  3. Wang D, Hu B, Hu C, Zhu F, Liu X, Zhang J, et al. Clinical characteristics of 138 hospitalized patients with 2019 novel coronavirus-infected pneumonia in Wuhan, China. JAMA 2020;323:1061–1069.
  4. Yousaf Z, Al-Shokri SD, Al-Soub H, Mohamed MFH. COVID-19-associated SIADH: a clue in the times of pandemic! Am J Physiol Endocrinol Metab 2020;318(6):E882–E885.
  5. Habib MB, Sardar S, Sajid J. Acute symptomatic hyponatremia in setting of SIADH as an isolated presentation of COVID-19. IDCases 2020;21:e00859.
  6. Baig AM. Neurological manifestations in COVID-19 caused by SARS-CoV-2. CNS Neurosci Ther 2020;26(5):499–501.
  7. Aggarwal S, Garcia-Telles N, Aggarwal G, Lavie C, Lippi G, Henry B. Clinical features, laboratory characteristics, and outcomes of patients hospitalized with coronavirus disease 2019 (COVID-19): early report from the United States. Diagnosis 2020;7(2):91–96.
  8. Galperin I, Friedmann R, Feldman H, Sonnenblick M. Urinary retention: a cause of hyponatremia? Gerontology 2007;53(3):121–124.
  9. Schettini DA, Freitas FG, Tomotani DY, Alves JC, Bafi AT, Machado FR. Incidence and risk factors for urinary retention in critically ill patients. Nurs Crit Care 2018;24(6):355–361.

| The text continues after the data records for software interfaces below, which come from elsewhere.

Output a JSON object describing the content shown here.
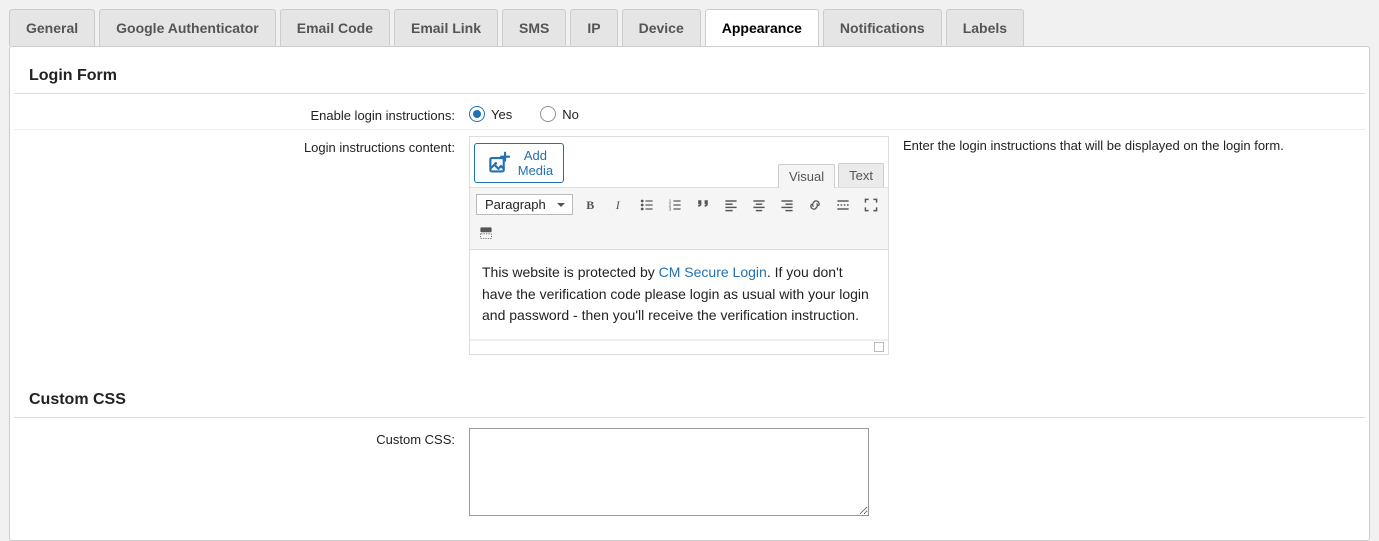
{
  "tabs": [
    {
      "label": "General"
    },
    {
      "label": "Google Authenticator"
    },
    {
      "label": "Email Code"
    },
    {
      "label": "Email Link"
    },
    {
      "label": "SMS"
    },
    {
      "label": "IP"
    },
    {
      "label": "Device"
    },
    {
      "label": "Appearance",
      "active": true
    },
    {
      "label": "Notifications"
    },
    {
      "label": "Labels"
    }
  ],
  "section1_title": "Login Form",
  "row_enable": {
    "label": "Enable login instructions:",
    "yes": "Yes",
    "no": "No",
    "selected": "yes"
  },
  "row_content": {
    "label": "Login instructions content:",
    "add_media": "Add Media",
    "editor_tab_visual": "Visual",
    "editor_tab_text": "Text",
    "paragraph": "Paragraph",
    "body_before": "This website is protected by ",
    "body_link": "CM Secure Login",
    "body_after": ". If you don't have the verification code please login as usual with your login and password - then you'll receive the verification instruction.",
    "help": "Enter the login instructions that will be displayed on the login form."
  },
  "section2_title": "Custom CSS",
  "row_css": {
    "label": "Custom CSS:",
    "value": ""
  }
}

  10. Shang J, Wan Y, Luo C, Ye G, Geng Q, Auerbach A, et al. Cell entry mechanisms of SARS-CoV-2. Proc Natl Acad Sci USA 2020;117(21):11727–11734.
  11. Giuliani C, Peri A. Effects of hyponatremia on the brain. J Clin Med 2014;3(4):1163–1177.